Tiny pores at a cell's entryway act as miniature bouncers, letting in some electrically charged atoms--ions--but blocking others. Operating as exquisitely sensitive filters, these "ion channels" play a critical role in biological functions such as muscle contraction and the firing of brain cells.

To rapidly transport the right ions through the cell membrane, the tiny channels rely on a complex interplay between the ions and surrounding molecules,...

Im Focus: Towards data storage at the single molecule level

The miniaturization of the current technology of storage media is hindered by fundamental limits of quantum mechanics. A new approach consists in using so-called spin-crossover molecules as the smallest possible storage unit.

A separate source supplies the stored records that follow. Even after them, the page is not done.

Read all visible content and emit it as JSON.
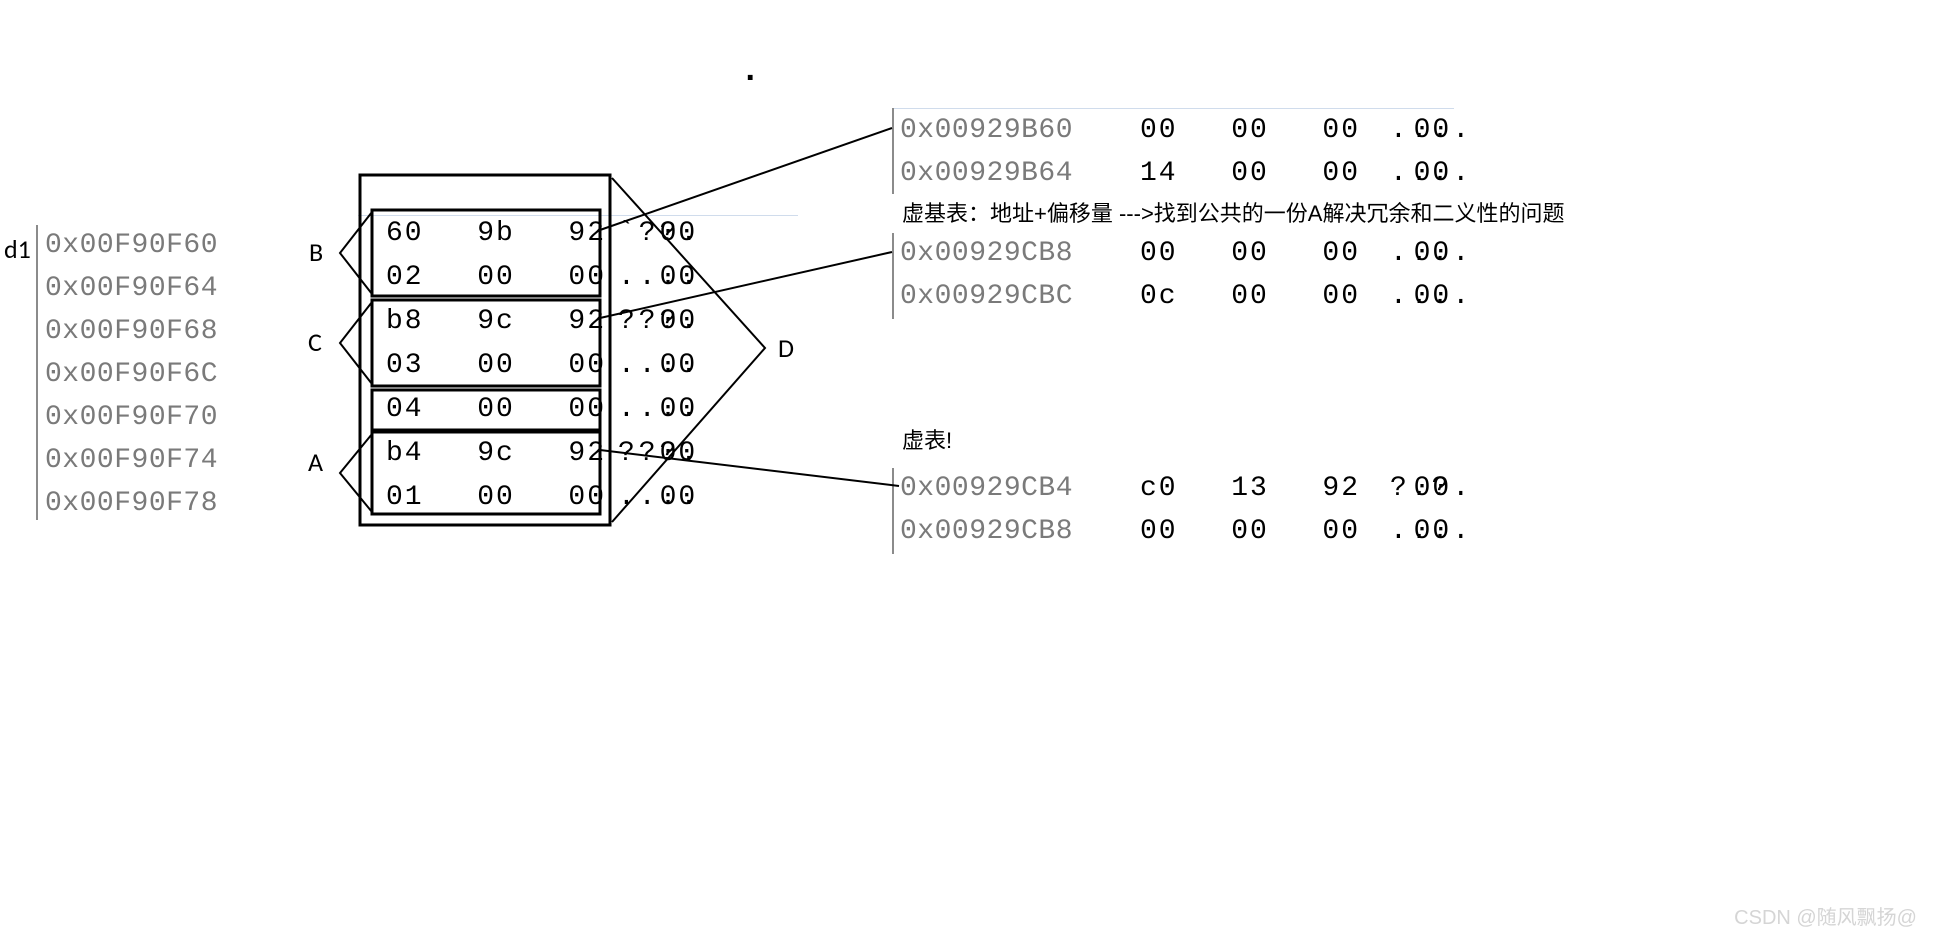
{
  "left_label": "d1",
  "left_addrs": [
    "0x00F90F60",
    "0x00F90F64",
    "0x00F90F68",
    "0x00F90F6C",
    "0x00F90F70",
    "0x00F90F74",
    "0x00F90F78"
  ],
  "center": {
    "label_B": "B",
    "label_C": "C",
    "label_A": "A",
    "rows": [
      {
        "bytes": "60  9b  92  00",
        "ascii": "`??."
      },
      {
        "bytes": "02  00  00  00",
        "ascii": "...."
      },
      {
        "bytes": "b8  9c  92  00",
        "ascii": "???."
      },
      {
        "bytes": "03  00  00  00",
        "ascii": "...."
      },
      {
        "bytes": "04  00  00  00",
        "ascii": "...."
      },
      {
        "bytes": "b4  9c  92  00",
        "ascii": "???."
      },
      {
        "bytes": "01  00  00  00",
        "ascii": "...."
      }
    ]
  },
  "label_D": "D",
  "top_dot": "·",
  "right_top": [
    {
      "addr": "0x00929B60",
      "bytes": "00  00  00  00",
      "ascii": "...."
    },
    {
      "addr": "0x00929B64",
      "bytes": "14  00  00  00",
      "ascii": "...."
    }
  ],
  "annotation_vbt": "虚基表：地址+偏移量 --->找到公共的一份A解决冗余和二义性的问题",
  "right_mid": [
    {
      "addr": "0x00929CB8",
      "bytes": "00  00  00  00",
      "ascii": "...."
    },
    {
      "addr": "0x00929CBC",
      "bytes": "0c  00  00  00",
      "ascii": "...."
    }
  ],
  "annotation_vt": "虚表!",
  "right_bot": [
    {
      "addr": "0x00929CB4",
      "bytes": "c0  13  92  00",
      "ascii": "?.?."
    },
    {
      "addr": "0x00929CB8",
      "bytes": "00  00  00  00",
      "ascii": "...."
    }
  ],
  "watermark": "CSDN @随风飘扬@"
}
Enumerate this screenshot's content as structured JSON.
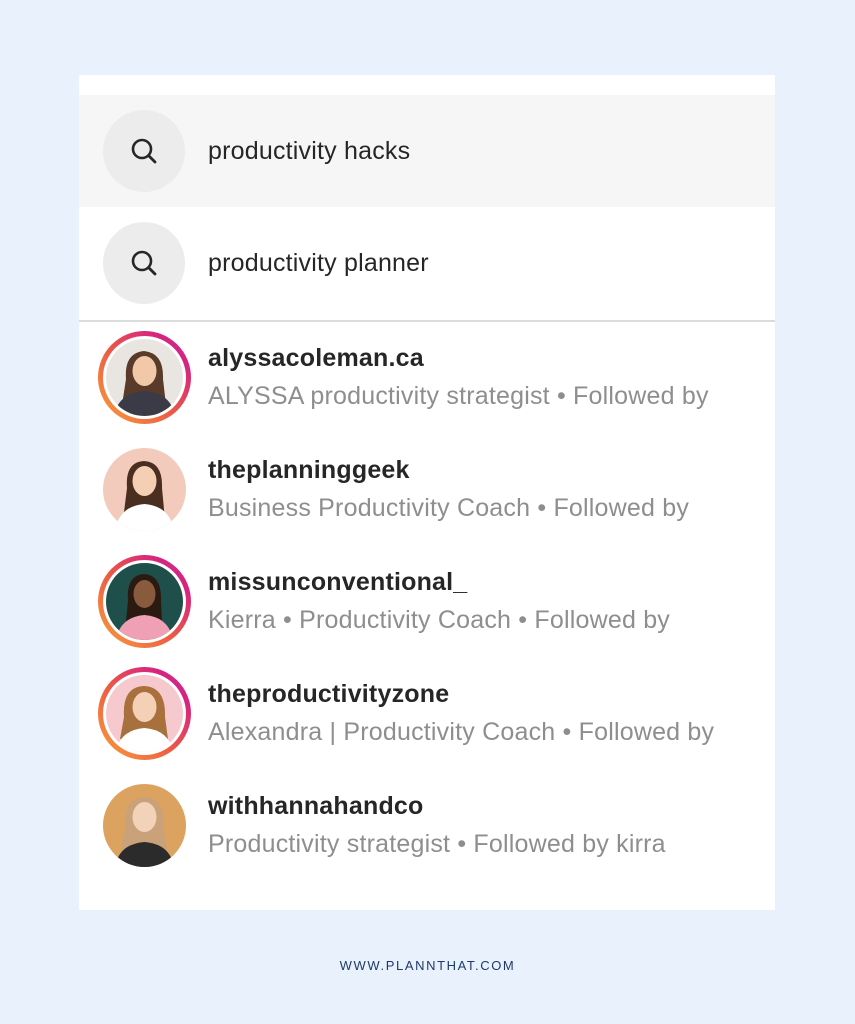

Similar to normal hard drives, these special molecules can save information via their magnetic state. A research team from Kiel University has now managed to successfully place a new class of spin-crossover molecules onto a surface and to improve the molecule’s storage capacity. The storage density of conventional hard drives could therefore theoretically be increased by more than one hundred fold. The study has been published in the scientific journal Nano Letters.

Over the past few years, the building blocks of storage media have gotten ever smaller. But further miniaturization of the current technology is hindered by...

Im Focus: Successful Mechanical Testing of Nanowires

With innovative experiments, researchers at the Helmholtz-Zentrums Geesthacht and the Technical University Hamburg unravel why tiny metallic structures are extremely strong

Light-weight and simultaneously strong – porous metallic nanomaterials promise interesting applications as, for instance, for future aeroplanes with enhanced...

All Focus news of the innovation-report >>>

Anzeige

Anzeige

Event News

See, understand and experience the work of the future

11.12.2017 | Event News

Innovative strategies to tackle parasitic worms

08.12.2017 | Event News

AKL’18: The opportunities and challenges of digitalization in the laser industry

07.12.2017 | Event News

 
Latest News

Plasmonic biosensors enable development of new easy-to-use health tests

14.12.2017 | Health and Medicine

New type of smart windows use liquid to switch from clear to reflective

14.12.2017 | Physics and Astronomy

BigH1 -- The key histone for male fertility

14.12.2017 | Life Sciences

VideoLinks
B2B-VideoLinks
More VideoLinks >>>